A tentative agreement hammered out early this morning between the Writers Guild of America and the AMPTP studio alliance should mean no strike for Hollywood’s writers.
“Your Negotiating Committee is pleased to report that we have reached a tentative agreement with the AMPTP that we can recommend for ratification,” said the WGA in a memo to its members, which went on to provide details of the three-year deal.
“In it, we made gains in minimums across the board – as well as contribution increases to our Health Plan that should ensure its solvency for years to come. And we further expanded our protections in Options and Exclusivity.
“We also made unprecedented gains on the issue of short seasons in television, winning a definition (which has never before existed in our MBA) of 2.4 weeks of work for each episodic fee. Any work beyond that span will now require additional payment for hundreds of writer-producers.”
There will also be a “fifteen percent increase in Pay TV residuals, roughly fifteen million in increases in High-Budget SVOD residuals, and, for the first time ever, residuals for comedy-variety writers in Pay TV. And, also for the first time ever, job protection on Parental Leave.
“Did we get everything we wanted? No. Everything we deserve? Certainly not. But because we had the near-unanimous backing of you and your fellow writers, we were able to achieve a deal that will net this Guild’s members $130 million more, over the life of the contract, than the pattern we were expected to accept.”

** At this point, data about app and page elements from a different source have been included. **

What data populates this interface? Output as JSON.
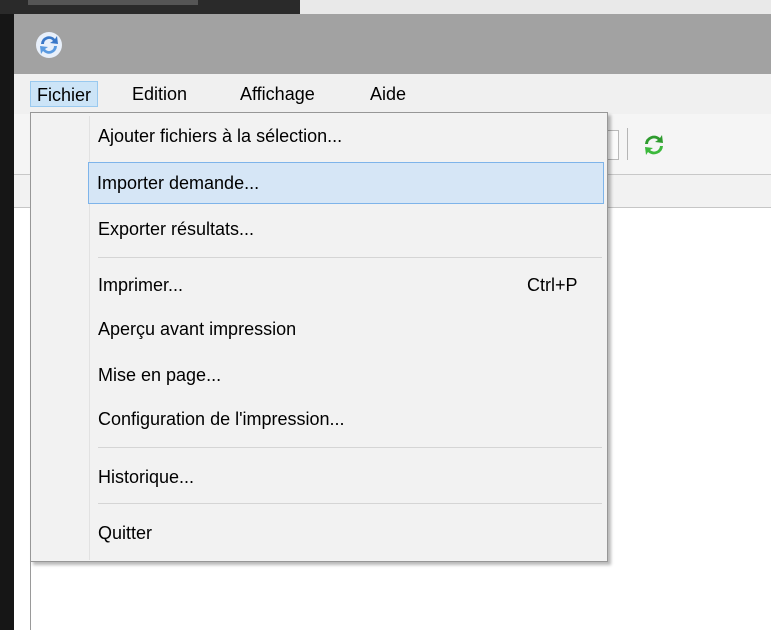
{
  "menubar": {
    "items": [
      {
        "label": "Fichier"
      },
      {
        "label": "Edition"
      },
      {
        "label": "Affichage"
      },
      {
        "label": "Aide"
      }
    ]
  },
  "file_menu": {
    "items": [
      {
        "label": "Ajouter fichiers à la sélection..."
      },
      {
        "label": "Importer demande..."
      },
      {
        "label": "Exporter résultats..."
      },
      {
        "label": "Imprimer...",
        "shortcut": "Ctrl+P"
      },
      {
        "label": "Aperçu avant impression"
      },
      {
        "label": "Mise en page..."
      },
      {
        "label": "Configuration de l'impression..."
      },
      {
        "label": "Historique..."
      },
      {
        "label": "Quitter"
      }
    ]
  },
  "colors": {
    "menu_highlight": "#d6e6f6",
    "menu_highlight_border": "#7eb4ea",
    "refresh_green": "#2e9b2e",
    "app_icon_blue": "#3a78c8"
  },
  "icons": {
    "app": "app-refresh-icon",
    "toolbar_refresh": "refresh-icon"
  }
}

The new deal will have to be approved by the WGA and its members will have to ratify it.